Skip to main content

Davis needs to be front and center after rules debacle

Getty Images

Remember when Mike Davis decisively stepped in at the 2012 U.S. Open trophy presentation, corralled the Jungle Bird intruder on national TV and flung him into the bunker at the Olympic Club?

We need that Mike Davis front and center as much as possible again.

This time we need him putting a crooked lariat on Rule 18-2, “weighted evidence” and video reviews.

Mostly, we need the USGA's executive director out front showing the world’s best players and the golfing public that the USGA hears the ferocity of the U.S. Open backlash, understands the angst and is diligently working to address the complex issues that threaten the championship’s image.

It was important Davis appeared on Golf Channel Monday, that the face of the USGA was out front explaining the decision that led to Dustin Johnson being penalized a shot under Rule 18-2 in Johnson’s victory at Oakmont. It was important to hear Davis say the USGA made “a big bogey” in the timing and application of the ruling. It was important to hear him acknowledge the final seven holes were played “in limbo” and that players, fans and the television audience “deserved to have clarity” in Sunday’s finish.
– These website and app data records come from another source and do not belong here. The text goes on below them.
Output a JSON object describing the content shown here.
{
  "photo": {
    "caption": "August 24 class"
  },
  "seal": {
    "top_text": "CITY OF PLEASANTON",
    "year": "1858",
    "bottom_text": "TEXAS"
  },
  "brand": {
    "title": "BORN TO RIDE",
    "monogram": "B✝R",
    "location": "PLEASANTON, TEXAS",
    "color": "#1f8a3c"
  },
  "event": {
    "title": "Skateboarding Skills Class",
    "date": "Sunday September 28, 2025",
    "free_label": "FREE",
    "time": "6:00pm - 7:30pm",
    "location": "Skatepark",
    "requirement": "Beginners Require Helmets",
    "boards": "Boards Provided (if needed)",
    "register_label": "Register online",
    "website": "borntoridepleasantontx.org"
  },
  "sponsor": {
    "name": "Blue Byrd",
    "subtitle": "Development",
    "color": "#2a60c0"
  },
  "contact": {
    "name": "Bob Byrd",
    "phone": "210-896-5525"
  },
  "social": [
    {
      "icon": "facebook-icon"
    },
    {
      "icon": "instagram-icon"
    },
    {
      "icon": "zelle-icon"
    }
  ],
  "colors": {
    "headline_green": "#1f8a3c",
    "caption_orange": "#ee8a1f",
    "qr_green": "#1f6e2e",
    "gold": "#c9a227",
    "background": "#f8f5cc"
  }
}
It would have been nice to see him out front Sunday night, but you can understand the organization’s leader allowing his rules experts to explain the decision in the immediate aftermath while he took the time needed to review the big picture.

With the USGA’s credibility so under assault right now, with the world’s best players poised to revolt, with some pushing for the PGA Tour to take charge of their own rule making, it’s more important than ever for Davis to be out front. You may not agree with some of his U.S. Open setup philosophies, some of the creative tweaks he has added to an old formula, but Davis is a persuasive figure. He is a true believer. He is committed to his principles, and he knows how to sell his ideas. He can give eloquent, thorough explanations for the most controversial decisions (i.e., anchored strokes). That’s why his voice is needed to soothe all the angst, to reassure the faithful that reasonable complaints are being heard and reasonable solutions are being sought.

Rule 18-2 – balls at rest moving – needs addressing again. Is the USGA content with the language, with “weighted evidence” and “51 percent” probability, all that’s required for a rules committee to overrule decisions players and referees make on the course? Video review needs some serious wrangling, to prevent or limit the kind of damage Sunday’s review could have done.

Davis can soothe and reassure, and the game needs that now, even before he digs in to figure out how specifically to address angst over Rule 18-2, the complexity of video review and the growing chasm between his organization and PGA Tour pros.